Ecuador exports bananas all over the globe and is one of the largest exporters of bananas in the world. Despite this, there are a lot of small growers in the country for whom it is more difficult to reach the major global market. Asociación Agraria Bananera Fincas de El Oro is an organization of small producers with the aim of helping these producers market their bananas in a fair and equitable manner.
The organization was founded in 2012 with the intention of marketing and exporting bananas, as well as bringing added value to the products. The organization today has 47 partners and has Fair Trade, Global Gap, and Rainforest certifications. Henry Fernandez is part of Fincas de El Oro, and he explains: “We are an organization of small producers and we work together with other organizations in Ecuador to fight for the well-being of our farmers. We work to achieve better opportunities in the markets, as well as greater commercial stability. Our work is focused on social, environmental, and labor aspects.”
Pandemic increases costs
Due to the pandemic, export costs have increased which has brought on unique challenges for the growers and the association. “We have seen increased costs in the production of the bananas. This is because of the greater use of the personal protective equipment, and other supplies that were used to ensure the health and safety of the workers. Overall, the commercial aspect of our operation was reduced by approximately 20% due to the pandemic,” says Fernandez.
Bringing added value to the bananas
While bananas used to be an exotic product, today they are widely consumed around the world and have become a staple item in produce aisles. This has also increased the competition on the market and made it more difficult for small growers to be profitable in their work. That is why for Fincas de El Oro, one of the focuses lies on bringing increased value to the products for their growers.
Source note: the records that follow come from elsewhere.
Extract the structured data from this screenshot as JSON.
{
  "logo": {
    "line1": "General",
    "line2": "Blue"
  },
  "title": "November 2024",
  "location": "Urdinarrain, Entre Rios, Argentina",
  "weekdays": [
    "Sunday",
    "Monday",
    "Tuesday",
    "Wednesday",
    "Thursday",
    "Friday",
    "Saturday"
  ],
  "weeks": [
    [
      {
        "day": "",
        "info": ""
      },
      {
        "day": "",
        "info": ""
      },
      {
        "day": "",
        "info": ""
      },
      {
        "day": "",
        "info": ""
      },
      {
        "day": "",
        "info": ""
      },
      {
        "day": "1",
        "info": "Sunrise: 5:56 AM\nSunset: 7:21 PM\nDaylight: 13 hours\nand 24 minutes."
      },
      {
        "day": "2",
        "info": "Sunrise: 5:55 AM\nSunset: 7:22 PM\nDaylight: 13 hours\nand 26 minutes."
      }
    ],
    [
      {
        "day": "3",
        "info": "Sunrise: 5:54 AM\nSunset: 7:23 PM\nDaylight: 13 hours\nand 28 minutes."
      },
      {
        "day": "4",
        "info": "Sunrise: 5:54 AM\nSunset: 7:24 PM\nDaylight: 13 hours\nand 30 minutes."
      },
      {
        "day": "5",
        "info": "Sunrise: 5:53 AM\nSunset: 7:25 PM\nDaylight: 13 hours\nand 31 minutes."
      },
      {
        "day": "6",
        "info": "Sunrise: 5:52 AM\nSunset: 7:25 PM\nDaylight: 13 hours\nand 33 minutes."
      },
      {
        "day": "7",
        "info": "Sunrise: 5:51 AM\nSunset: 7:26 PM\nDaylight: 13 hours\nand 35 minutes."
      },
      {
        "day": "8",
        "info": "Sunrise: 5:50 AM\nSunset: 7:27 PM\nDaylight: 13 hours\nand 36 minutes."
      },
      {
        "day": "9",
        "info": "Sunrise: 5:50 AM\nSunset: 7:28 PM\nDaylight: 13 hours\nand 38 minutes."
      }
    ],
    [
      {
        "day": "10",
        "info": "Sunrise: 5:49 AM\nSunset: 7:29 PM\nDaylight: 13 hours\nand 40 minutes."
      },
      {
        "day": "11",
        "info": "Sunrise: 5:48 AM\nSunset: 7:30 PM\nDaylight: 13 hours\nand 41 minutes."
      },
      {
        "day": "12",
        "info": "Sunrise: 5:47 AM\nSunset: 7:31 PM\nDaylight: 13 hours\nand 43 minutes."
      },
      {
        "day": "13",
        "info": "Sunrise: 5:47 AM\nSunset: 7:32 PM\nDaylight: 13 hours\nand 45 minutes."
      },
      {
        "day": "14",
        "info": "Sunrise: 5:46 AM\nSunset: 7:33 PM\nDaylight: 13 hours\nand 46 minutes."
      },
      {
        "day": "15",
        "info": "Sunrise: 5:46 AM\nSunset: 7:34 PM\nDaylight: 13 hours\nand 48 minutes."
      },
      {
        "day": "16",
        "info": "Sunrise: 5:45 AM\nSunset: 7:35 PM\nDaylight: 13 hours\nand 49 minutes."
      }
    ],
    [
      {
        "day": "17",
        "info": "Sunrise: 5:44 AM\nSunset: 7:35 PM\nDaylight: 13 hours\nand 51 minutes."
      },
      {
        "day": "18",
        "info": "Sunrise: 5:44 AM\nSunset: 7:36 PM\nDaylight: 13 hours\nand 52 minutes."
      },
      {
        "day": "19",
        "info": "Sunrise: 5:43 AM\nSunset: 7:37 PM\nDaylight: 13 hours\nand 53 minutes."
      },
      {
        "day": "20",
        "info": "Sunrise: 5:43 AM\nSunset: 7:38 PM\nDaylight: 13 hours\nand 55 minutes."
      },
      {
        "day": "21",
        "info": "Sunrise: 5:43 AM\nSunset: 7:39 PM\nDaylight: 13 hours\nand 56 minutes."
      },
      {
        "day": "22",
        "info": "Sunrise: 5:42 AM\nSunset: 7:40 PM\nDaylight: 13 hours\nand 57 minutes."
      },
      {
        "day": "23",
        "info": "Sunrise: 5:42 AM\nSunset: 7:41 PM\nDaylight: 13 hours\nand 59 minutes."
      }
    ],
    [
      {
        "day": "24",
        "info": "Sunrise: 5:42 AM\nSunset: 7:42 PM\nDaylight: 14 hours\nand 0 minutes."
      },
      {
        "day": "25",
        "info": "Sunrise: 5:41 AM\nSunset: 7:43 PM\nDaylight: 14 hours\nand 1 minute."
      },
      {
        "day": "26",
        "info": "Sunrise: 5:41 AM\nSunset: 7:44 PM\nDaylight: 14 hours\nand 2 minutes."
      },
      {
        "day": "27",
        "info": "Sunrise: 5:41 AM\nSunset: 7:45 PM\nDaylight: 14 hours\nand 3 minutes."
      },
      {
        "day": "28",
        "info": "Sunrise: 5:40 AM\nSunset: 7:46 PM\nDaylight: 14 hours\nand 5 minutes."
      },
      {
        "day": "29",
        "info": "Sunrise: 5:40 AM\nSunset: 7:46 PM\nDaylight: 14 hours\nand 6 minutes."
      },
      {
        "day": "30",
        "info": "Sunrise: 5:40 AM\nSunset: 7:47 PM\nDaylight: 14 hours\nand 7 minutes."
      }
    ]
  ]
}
“The organization was created with the aim of marketing our bananas as Fair Trade, and this is a certification we’ve had since 2013. All of our box volumes have individual Global Gap certification for each farm, and we also work with the Rainforest certification,” Fernandez says. Additionally, the association also works with a large volume of organic bananas. “We currently export an average of 15,000 boxes per week, and of these 8,000 are organic, and 7,000 are conventional. Of the organic bananas that we sell, 80% is Fair Trade certified. 15% of the conventional bananas are also Fair Trade certified,” Fernandez adds.
The association’s main export destinations are Germany, France, and Russia. Fernandez concludes: “Our objective is to maintain sales for Germany and other EU countries, because their markets give great commercial and economic stability.”